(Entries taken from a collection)

=== Section Start ===

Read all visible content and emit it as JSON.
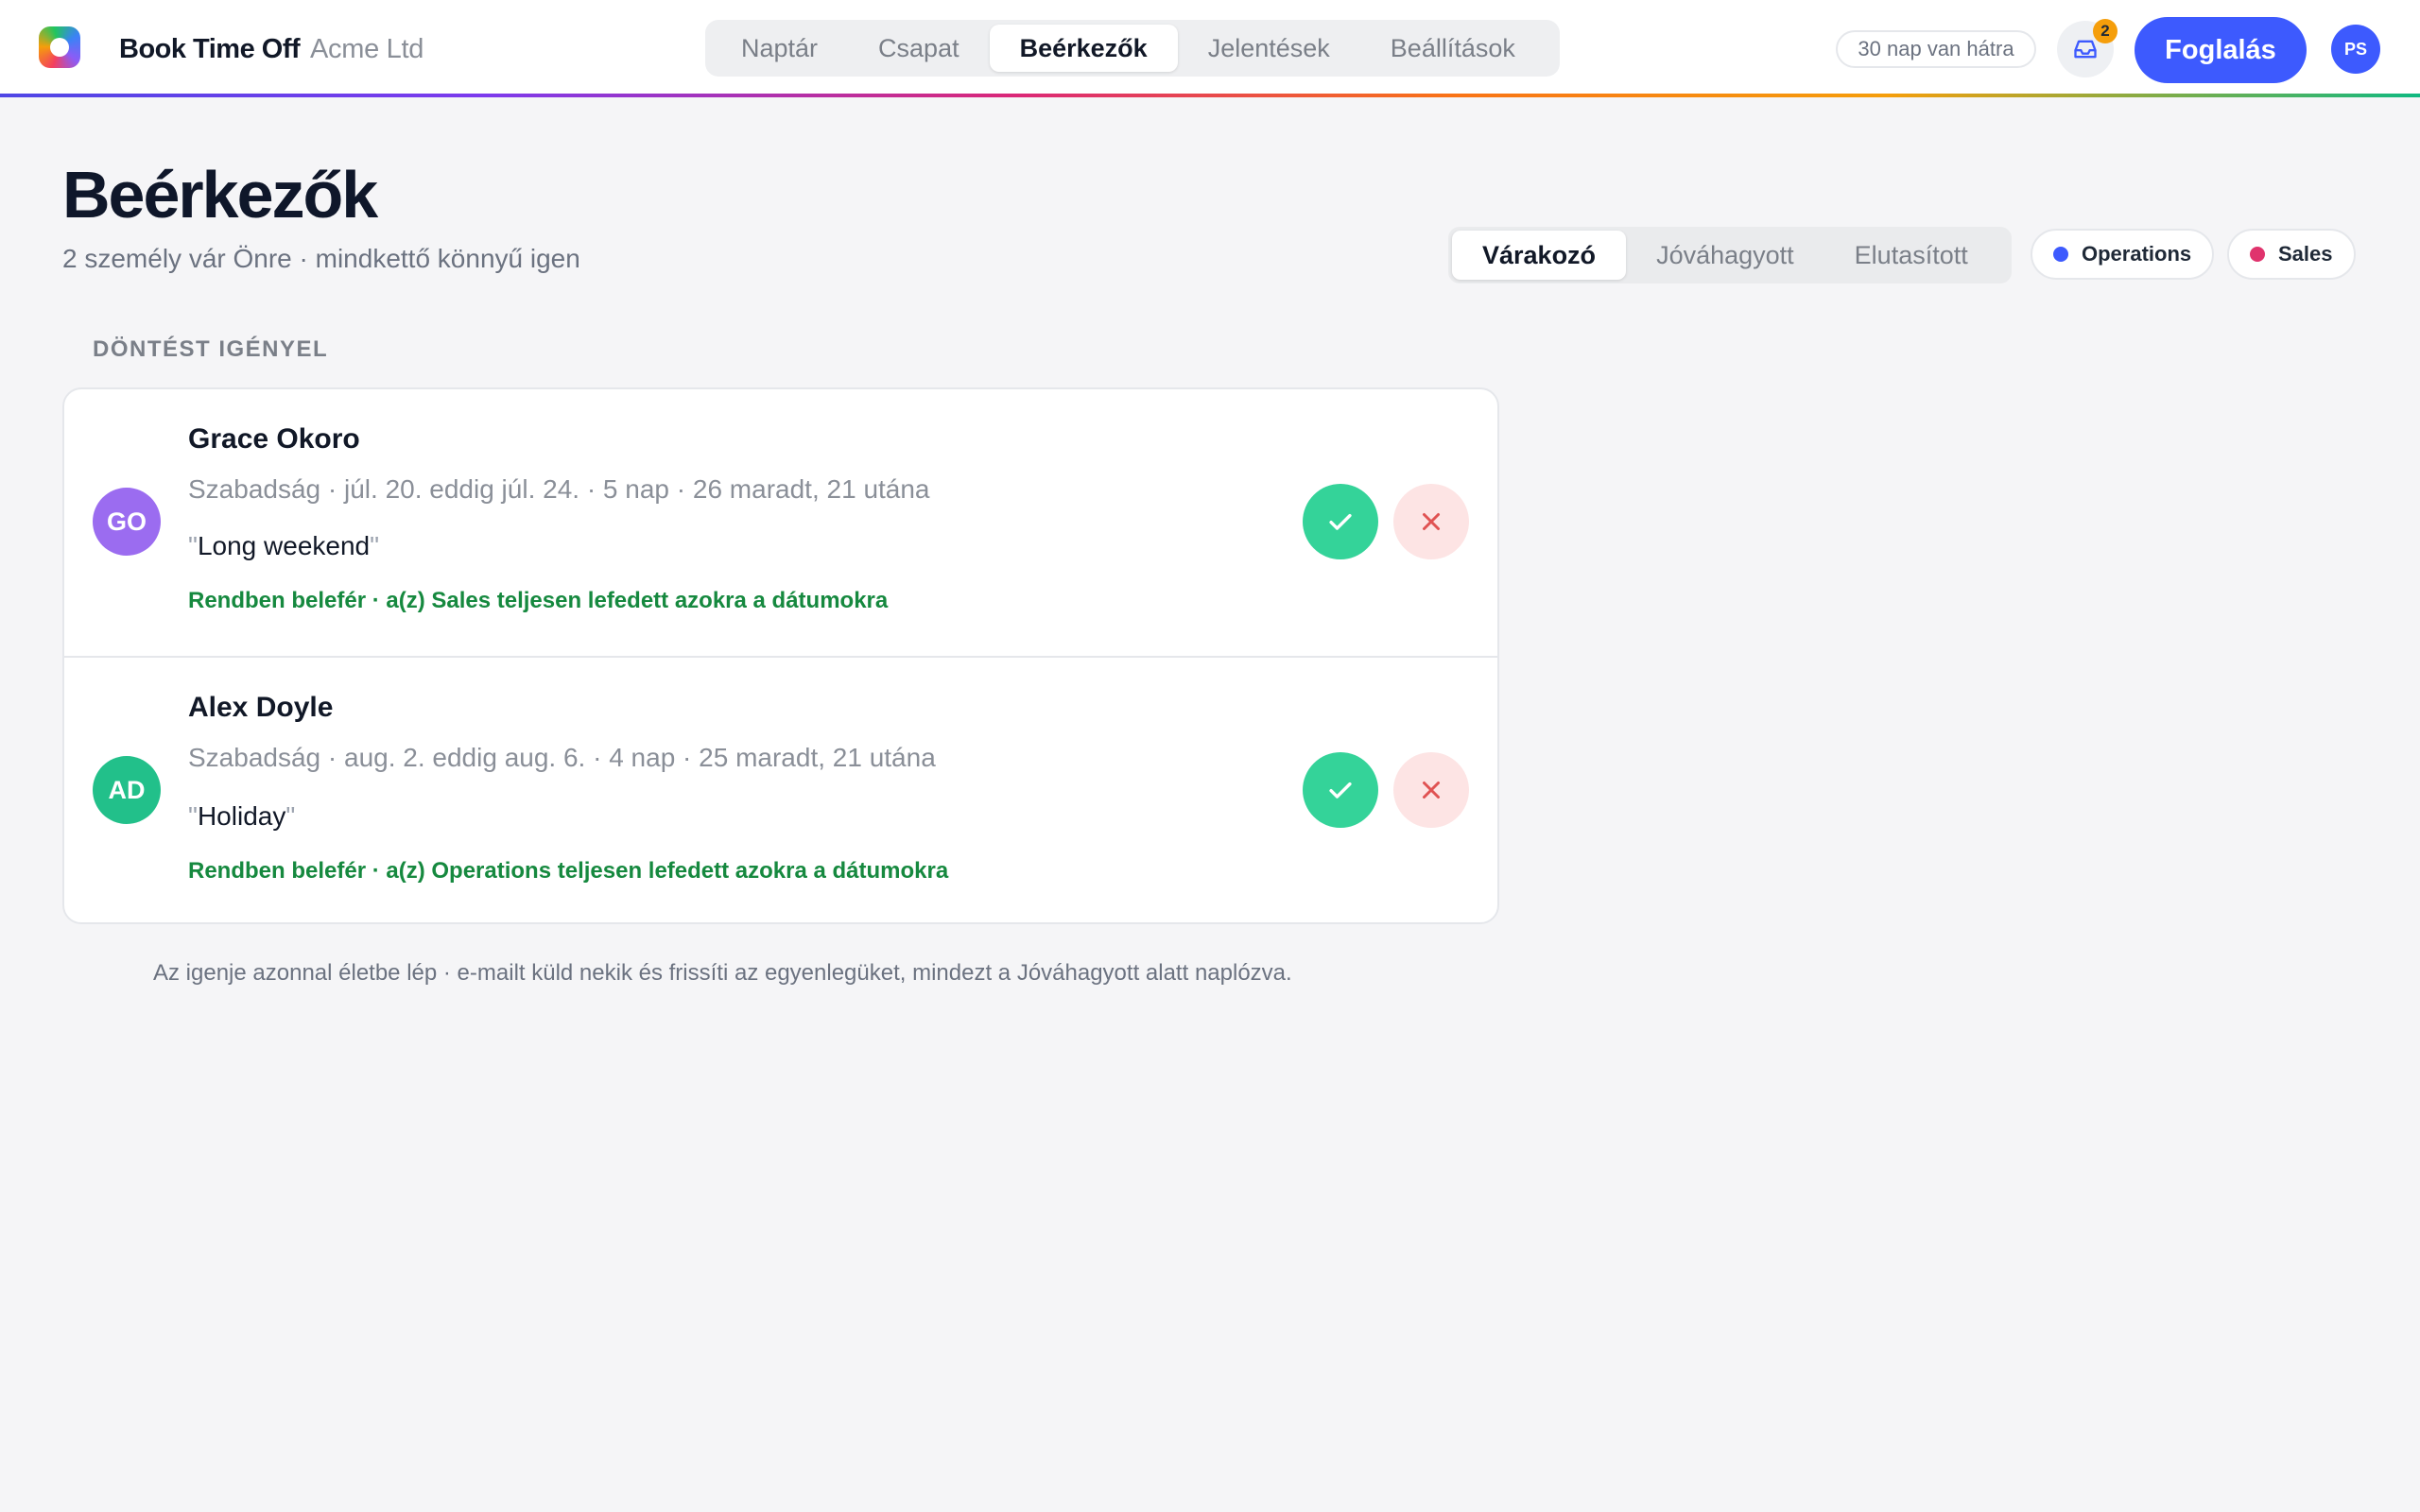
{
  "app": {
    "name": "Book Time Off",
    "org": "Acme Ltd"
  },
  "nav": {
    "tabs": [
      {
        "label": "Naptár"
      },
      {
        "label": "Csapat"
      },
      {
        "label": "Beérkezők"
      },
      {
        "label": "Jelentések"
      },
      {
        "label": "Beállítások"
      }
    ],
    "active": "Beérkezők"
  },
  "header": {
    "days_left": "30 nap van hátra",
    "inbox_count": "2",
    "book_label": "Foglalás",
    "user_initials": "PS"
  },
  "page": {
    "title": "Beérkezők",
    "subtitle": "2 személy vár Önre · mindkettő könnyű igen",
    "section_label": "DÖNTÉST IGÉNYEL",
    "footer_note": "Az igenje azonnal életbe lép · e-mailt küld nekik és frissíti az egyenlegüket, mindezt a Jóváhagyott alatt naplózva."
  },
  "status_tabs": [
    {
      "label": "Várakozó"
    },
    {
      "label": "Jóváhagyott"
    },
    {
      "label": "Elutasított"
    }
  ],
  "filters": [
    {
      "label": "Operations",
      "color": "#3d5afe"
    },
    {
      "label": "Sales",
      "color": "#e0336d"
    }
  ],
  "requests": [
    {
      "initials": "GO",
      "avatar_color": "#9b6cf0",
      "name": "Grace Okoro",
      "meta": "Szabadság · júl. 20. eddig júl. 24. · 5 nap · 26 maradt, 21 utána",
      "note": "Long weekend",
      "status": "Rendben belefér · a(z) Sales teljesen lefedett azokra a dátumokra"
    },
    {
      "initials": "AD",
      "avatar_color": "#22c08a",
      "name": "Alex Doyle",
      "meta": "Szabadság · aug. 2. eddig aug. 6. · 4 nap · 25 maradt, 21 utána",
      "note": "Holiday",
      "status": "Rendben belefér · a(z) Operations teljesen lefedett azokra a dátumokra"
    }
  ],
  "colors": {
    "accent": "#3d5afe",
    "approve": "#34d399",
    "reject_bg": "#fde4e4",
    "reject_icon": "#e05252",
    "success_text": "#16893f",
    "badge": "#f59e0b"
  }
}
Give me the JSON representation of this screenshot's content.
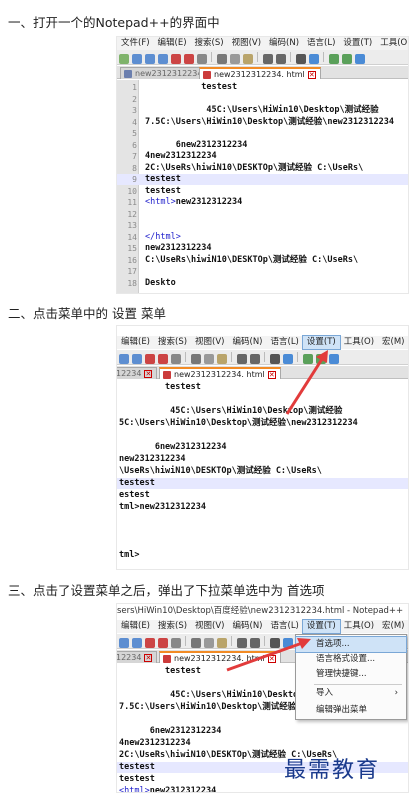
{
  "steps": {
    "one": "一、打开一个的Notepad++的界面中",
    "two": "二、点击菜单中的 设置 菜单",
    "three": "三、点击了设置菜单之后，弹出了下拉菜单选中为 首选项"
  },
  "shot1": {
    "menu": [
      "文件(F)",
      "编辑(E)",
      "搜索(S)",
      "视图(V)",
      "编码(N)",
      "语言(L)",
      "设置(T)",
      "工具(O)",
      "宏"
    ],
    "tab_inactive": "new2312312234",
    "tab_active": "new2312312234. html",
    "lines": [
      {
        "n": "1",
        "t": "           testest"
      },
      {
        "n": "2",
        "t": ""
      },
      {
        "n": "3",
        "t": "            45C:\\Users\\HiWin10\\Desktop\\测试经验"
      },
      {
        "n": "4",
        "t": "7.5C:\\Users\\HiWin10\\Desktop\\测试经验\\new2312312234"
      },
      {
        "n": "5",
        "t": ""
      },
      {
        "n": "6",
        "t": "      6new2312312234"
      },
      {
        "n": "7",
        "t": "4new2312312234"
      },
      {
        "n": "8",
        "t": "2C:\\UseRs\\hiwiN10\\DESKTOp\\测试经验 C:\\UseRs\\"
      },
      {
        "n": "9",
        "t": "testest"
      },
      {
        "n": "10",
        "t": "testest"
      },
      {
        "n": "11",
        "t": "<html>new2312312234"
      },
      {
        "n": "12",
        "t": ""
      },
      {
        "n": "13",
        "t": ""
      },
      {
        "n": "14",
        "t": "</html>"
      },
      {
        "n": "15",
        "t": "new2312312234"
      },
      {
        "n": "16",
        "t": "C:\\UseRs\\hiwiN10\\DESKTOp\\测试经验 C:\\UseRs\\"
      },
      {
        "n": "17",
        "t": ""
      },
      {
        "n": "18",
        "t": "Deskto"
      }
    ]
  },
  "shot2": {
    "menu": [
      "编辑(E)",
      "搜索(S)",
      "视图(V)",
      "编码(N)",
      "语言(L)",
      "设置(T)",
      "工具(O)",
      "宏(M)"
    ],
    "tab_inactive": "12234",
    "tab_active": "new2312312234. html",
    "lines": [
      "         testest",
      "",
      "          45C:\\Users\\HiWin10\\Desktop\\测试经验",
      "5C:\\Users\\HiWin10\\Desktop\\测试经验\\new2312312234",
      "",
      "       6new2312312234",
      "new2312312234",
      "\\UseRs\\hiwiN10\\DESKTOp\\测试经验 C:\\UseRs\\",
      "testest",
      "estest",
      "tml>new2312312234",
      "",
      "",
      "",
      "tml>"
    ]
  },
  "shot3": {
    "title": "sers\\HiWin10\\Desktop\\百度经验\\new2312312234.html - Notepad++",
    "menu": [
      "编辑(E)",
      "搜索(S)",
      "视图(V)",
      "编码(N)",
      "语言(L)",
      "设置(T)",
      "工具(O)",
      "宏(M)",
      "运行"
    ],
    "tab_inactive": "12234",
    "tab_active": "new2312312234. html",
    "lines": [
      "         testest",
      "",
      "          45C:\\Users\\HiWin10\\Desktop\\",
      "7.5C:\\Users\\HiWin10\\Desktop\\测试经验\\",
      "",
      "      6new2312312234",
      "4new2312312234",
      "2C:\\UseRs\\hiwiN10\\DESKTOp\\测试经验 C:\\UseRs\\",
      "testest",
      "testest",
      "<html>new2312312234"
    ],
    "dropdown": {
      "items": [
        "首选项...",
        "语言格式设置...",
        "管理快捷键...",
        "导入",
        "编辑弹出菜单"
      ],
      "submenu_arrow": "›"
    }
  },
  "watermark": "最需教育"
}
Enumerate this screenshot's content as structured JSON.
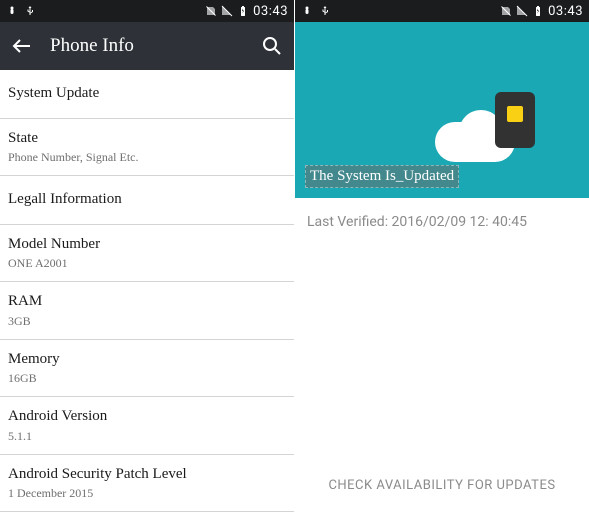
{
  "status": {
    "time": "03:43"
  },
  "left": {
    "title": "Phone Info",
    "items": [
      {
        "primary": "System Update",
        "secondary": null
      },
      {
        "primary": "State",
        "secondary": "Phone Number, Signal Etc."
      },
      {
        "primary": "Legall Information",
        "secondary": null
      },
      {
        "primary": "Model Number",
        "secondary": "ONE A2001"
      },
      {
        "primary": "RAM",
        "secondary": "3GB"
      },
      {
        "primary": "Memory",
        "secondary": "16GB"
      },
      {
        "primary": "Android Version",
        "secondary": "5.1.1"
      },
      {
        "primary": "Android Security Patch Level",
        "secondary": "1 December 2015"
      }
    ]
  },
  "right": {
    "hero_text": "The System Is_Updated",
    "last_verified": "Last Verified: 2016/02/09 12: 40:45",
    "check_button": "CHECK AVAILABILITY FOR UPDATES"
  },
  "colors": {
    "statusbar": "#1b1c1e",
    "appbar": "#2e3238",
    "hero": "#1aa8b4"
  }
}
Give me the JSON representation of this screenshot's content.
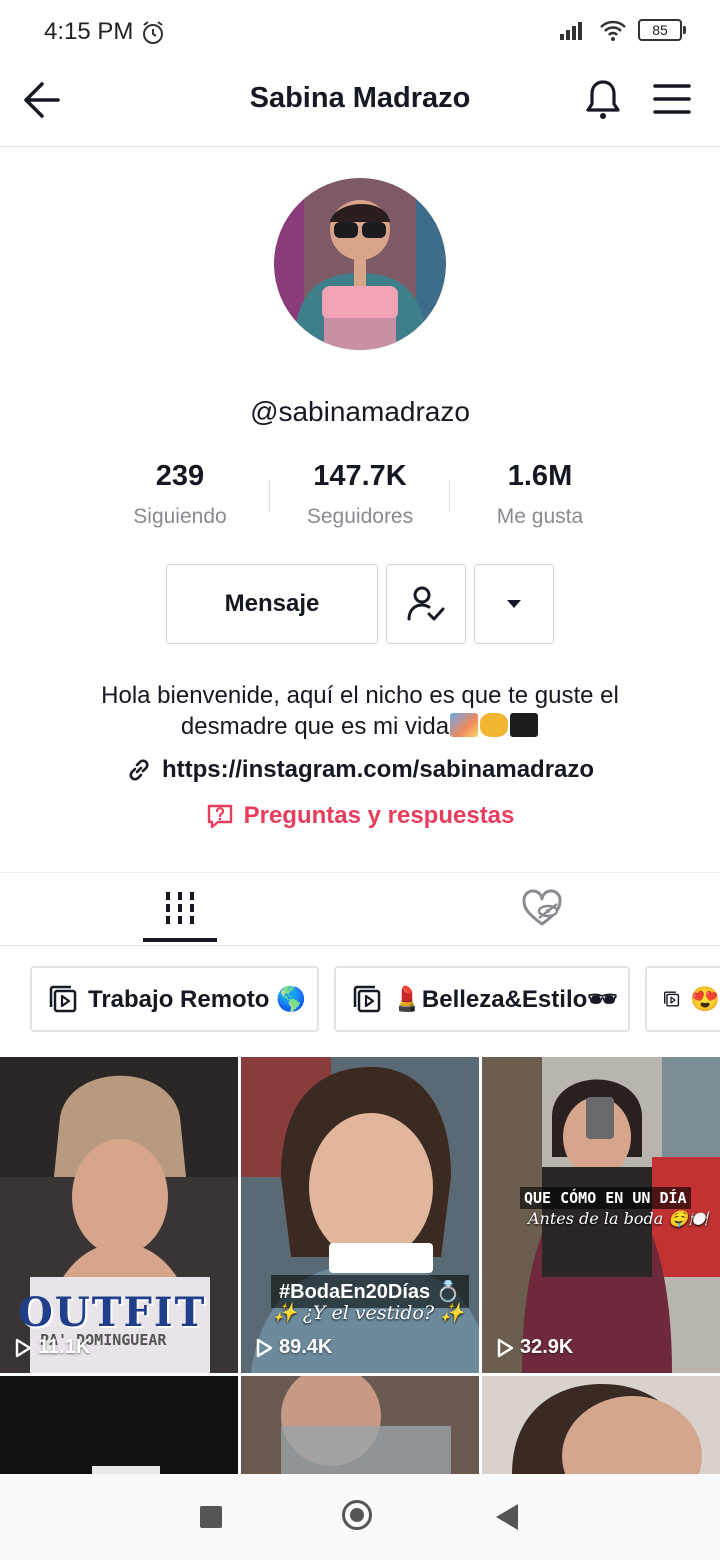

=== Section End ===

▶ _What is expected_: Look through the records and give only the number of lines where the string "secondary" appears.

▶ _Response box_: 8